By Jared Allebest
The last time there were rumors that President Obama was going to go after Mitt Romney's religion, he got slammed hard by Jon Stewart:

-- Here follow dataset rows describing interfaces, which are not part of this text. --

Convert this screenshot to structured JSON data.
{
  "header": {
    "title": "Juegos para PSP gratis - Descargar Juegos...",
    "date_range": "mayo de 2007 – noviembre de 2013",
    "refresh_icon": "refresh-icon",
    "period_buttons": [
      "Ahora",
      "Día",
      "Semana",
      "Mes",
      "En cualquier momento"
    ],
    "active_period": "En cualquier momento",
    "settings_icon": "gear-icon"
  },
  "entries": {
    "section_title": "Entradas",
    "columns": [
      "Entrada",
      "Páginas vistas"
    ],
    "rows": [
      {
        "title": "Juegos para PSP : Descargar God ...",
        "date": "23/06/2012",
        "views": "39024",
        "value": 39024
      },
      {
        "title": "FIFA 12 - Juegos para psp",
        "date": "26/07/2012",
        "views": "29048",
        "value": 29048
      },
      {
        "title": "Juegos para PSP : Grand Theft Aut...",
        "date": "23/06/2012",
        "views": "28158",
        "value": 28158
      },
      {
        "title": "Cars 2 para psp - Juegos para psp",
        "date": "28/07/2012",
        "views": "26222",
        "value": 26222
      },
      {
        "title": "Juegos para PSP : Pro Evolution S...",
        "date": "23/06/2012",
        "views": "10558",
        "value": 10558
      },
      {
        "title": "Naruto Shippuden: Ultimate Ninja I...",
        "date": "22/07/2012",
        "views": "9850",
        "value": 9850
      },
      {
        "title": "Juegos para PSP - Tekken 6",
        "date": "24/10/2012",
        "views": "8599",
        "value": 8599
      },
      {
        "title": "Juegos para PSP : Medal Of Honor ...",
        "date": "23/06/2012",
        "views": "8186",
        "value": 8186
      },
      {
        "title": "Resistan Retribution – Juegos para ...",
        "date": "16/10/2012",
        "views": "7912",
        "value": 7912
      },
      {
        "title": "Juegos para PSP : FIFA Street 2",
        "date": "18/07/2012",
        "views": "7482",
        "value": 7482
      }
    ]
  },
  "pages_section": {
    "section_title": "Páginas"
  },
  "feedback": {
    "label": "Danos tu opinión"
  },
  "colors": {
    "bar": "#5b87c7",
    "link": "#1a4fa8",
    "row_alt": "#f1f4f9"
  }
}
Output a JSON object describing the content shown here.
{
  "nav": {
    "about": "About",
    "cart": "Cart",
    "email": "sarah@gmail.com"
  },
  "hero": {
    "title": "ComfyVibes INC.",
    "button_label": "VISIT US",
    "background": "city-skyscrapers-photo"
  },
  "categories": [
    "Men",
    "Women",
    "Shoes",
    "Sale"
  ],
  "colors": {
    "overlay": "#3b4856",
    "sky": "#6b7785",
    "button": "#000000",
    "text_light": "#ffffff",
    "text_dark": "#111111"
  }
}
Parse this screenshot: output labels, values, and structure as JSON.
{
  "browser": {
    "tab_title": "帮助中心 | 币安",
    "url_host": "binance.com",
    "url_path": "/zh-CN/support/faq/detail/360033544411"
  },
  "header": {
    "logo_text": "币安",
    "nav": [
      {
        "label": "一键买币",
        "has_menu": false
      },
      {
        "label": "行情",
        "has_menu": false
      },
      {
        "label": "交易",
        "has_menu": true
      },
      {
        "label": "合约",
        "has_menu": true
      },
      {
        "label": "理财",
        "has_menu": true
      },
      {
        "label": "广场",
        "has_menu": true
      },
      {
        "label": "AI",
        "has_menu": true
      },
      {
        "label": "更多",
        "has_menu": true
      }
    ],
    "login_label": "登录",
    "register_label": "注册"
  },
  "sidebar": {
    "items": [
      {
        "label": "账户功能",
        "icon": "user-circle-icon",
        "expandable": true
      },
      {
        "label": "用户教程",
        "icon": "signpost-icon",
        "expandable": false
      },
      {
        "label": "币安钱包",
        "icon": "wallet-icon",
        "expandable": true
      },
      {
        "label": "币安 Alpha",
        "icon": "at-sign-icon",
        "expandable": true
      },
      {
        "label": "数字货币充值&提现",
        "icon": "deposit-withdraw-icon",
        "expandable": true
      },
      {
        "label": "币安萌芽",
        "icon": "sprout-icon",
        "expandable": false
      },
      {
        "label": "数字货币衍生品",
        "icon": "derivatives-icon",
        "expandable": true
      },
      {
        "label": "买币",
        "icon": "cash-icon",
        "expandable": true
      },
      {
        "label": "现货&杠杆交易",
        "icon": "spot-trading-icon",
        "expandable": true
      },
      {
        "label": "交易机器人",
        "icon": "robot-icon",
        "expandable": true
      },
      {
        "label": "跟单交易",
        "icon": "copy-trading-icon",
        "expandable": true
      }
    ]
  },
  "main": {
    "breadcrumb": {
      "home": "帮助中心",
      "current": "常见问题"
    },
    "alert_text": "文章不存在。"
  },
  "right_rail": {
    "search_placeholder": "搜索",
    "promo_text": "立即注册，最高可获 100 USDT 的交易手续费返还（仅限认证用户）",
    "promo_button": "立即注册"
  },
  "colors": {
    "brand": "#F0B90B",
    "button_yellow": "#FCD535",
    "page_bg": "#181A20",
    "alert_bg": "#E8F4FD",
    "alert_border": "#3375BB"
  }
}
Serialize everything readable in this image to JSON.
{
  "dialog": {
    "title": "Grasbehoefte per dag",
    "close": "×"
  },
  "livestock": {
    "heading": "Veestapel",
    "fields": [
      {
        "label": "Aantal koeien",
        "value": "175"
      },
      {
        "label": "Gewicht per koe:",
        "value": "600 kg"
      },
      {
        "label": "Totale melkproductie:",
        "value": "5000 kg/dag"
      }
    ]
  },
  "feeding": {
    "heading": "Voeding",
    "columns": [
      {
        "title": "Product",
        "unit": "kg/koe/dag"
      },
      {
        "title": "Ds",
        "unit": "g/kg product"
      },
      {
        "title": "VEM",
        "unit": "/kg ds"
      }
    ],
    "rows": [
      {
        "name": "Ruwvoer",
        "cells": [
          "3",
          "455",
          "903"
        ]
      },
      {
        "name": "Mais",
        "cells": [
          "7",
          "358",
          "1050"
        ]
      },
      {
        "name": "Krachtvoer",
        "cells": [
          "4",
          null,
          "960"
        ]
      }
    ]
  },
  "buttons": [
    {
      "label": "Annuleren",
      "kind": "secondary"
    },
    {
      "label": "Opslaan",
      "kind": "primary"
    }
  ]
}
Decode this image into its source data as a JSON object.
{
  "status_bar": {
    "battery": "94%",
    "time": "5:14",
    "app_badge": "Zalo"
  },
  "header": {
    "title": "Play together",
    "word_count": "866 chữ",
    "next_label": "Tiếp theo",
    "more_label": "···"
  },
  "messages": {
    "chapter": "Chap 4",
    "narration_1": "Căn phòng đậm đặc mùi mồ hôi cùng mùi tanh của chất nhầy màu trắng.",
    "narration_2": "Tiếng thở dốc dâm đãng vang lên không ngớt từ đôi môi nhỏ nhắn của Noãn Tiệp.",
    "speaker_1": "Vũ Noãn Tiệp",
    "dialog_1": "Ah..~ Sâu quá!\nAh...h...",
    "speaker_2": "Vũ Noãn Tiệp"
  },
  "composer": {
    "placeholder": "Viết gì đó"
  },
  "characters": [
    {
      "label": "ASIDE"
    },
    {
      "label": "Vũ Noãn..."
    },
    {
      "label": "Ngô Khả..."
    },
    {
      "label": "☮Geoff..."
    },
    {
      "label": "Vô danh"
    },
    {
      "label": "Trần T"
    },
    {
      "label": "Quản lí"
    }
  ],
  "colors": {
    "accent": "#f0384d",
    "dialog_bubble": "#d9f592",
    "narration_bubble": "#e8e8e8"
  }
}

Anyway, attacking Romney on Bain hasn't proved to be effective in any polls, but there is no reason for Obama to stop. Again, what else does he have? Newsweek is doing its part this week by calling Romney a wimp, a la 1987. That petty insult didn't work against George H.W. Bush, but again, it shows the left is mentally exhausted. It reveals how trapped and empty it has become.Obama will figure out a few more promises he can make to lure voters to the dole, but that has become old hat. I really believe there are meetings at the Obama campaign and at the White House (what's the difference?) where the question on the table is, "What can we give away to whom that will get us votes?" As the Obama campaign exhausts itself, having misspent money and failed with its messages too early in the election cycle, it is near the bottom of the barrel. The final 100 days are here and all Obama can do is attack — but he needs some new material.I look for the "September surprise" to be Mormonism on trial. At first the attacks will come from marginal surrogates, then the reliable half-cocked usual suspects among Democrats in Congress. (Somebody cue Debbie Wasserman Schultz.) Next, a member of the left's apologencia from the MSM will write a cerebral, somber piece saying the tenets of Mormonism are fair game, and then we will be off to Slimytown. Romney will be confronted with this or that Mormon practice or theological position, the late-night comics will weigh in and Obama will have a distraction that could linger while he hopes for a break or something external to change the trajectory of the race.
A new Pew survey released Thursday found that eight in 10 voters either are either completely “comfortable” with Romney being a Mormon or simply don’t care. White evangelicals are slightly more skeptical, but the poll found that it made no difference in how ardently they support Romney.Further evidence indicates that attacking Mitt's faith would be a losing strategy for Obama:Not only do voters have huge information gaps when it comes to candidates’ religions, but they are not interested in learning more. Another Pew survey released July 24 found that only 16 percent of voters want to know more about Romney’s faith. There are a couple of explanations for that fact; voters may think they already know what candidates believe, or they might not find it particularly relevant to who they plan on voting for.
The latter is certainly the case for a large number of religious voters. Most voters surveyed say the economy is their primary issue, and other evidence suggests that Christians, Jews, and Mormons alike are more likely to vote for a candidate’s policies instead of basing their decision on his or her religion. (The same is true for other groups: immigrants, for example, consistently rate the economy as more important than immigration.) Sectarian political identification may have been alive and well in the JFK era, but it seems to have evaporated since then.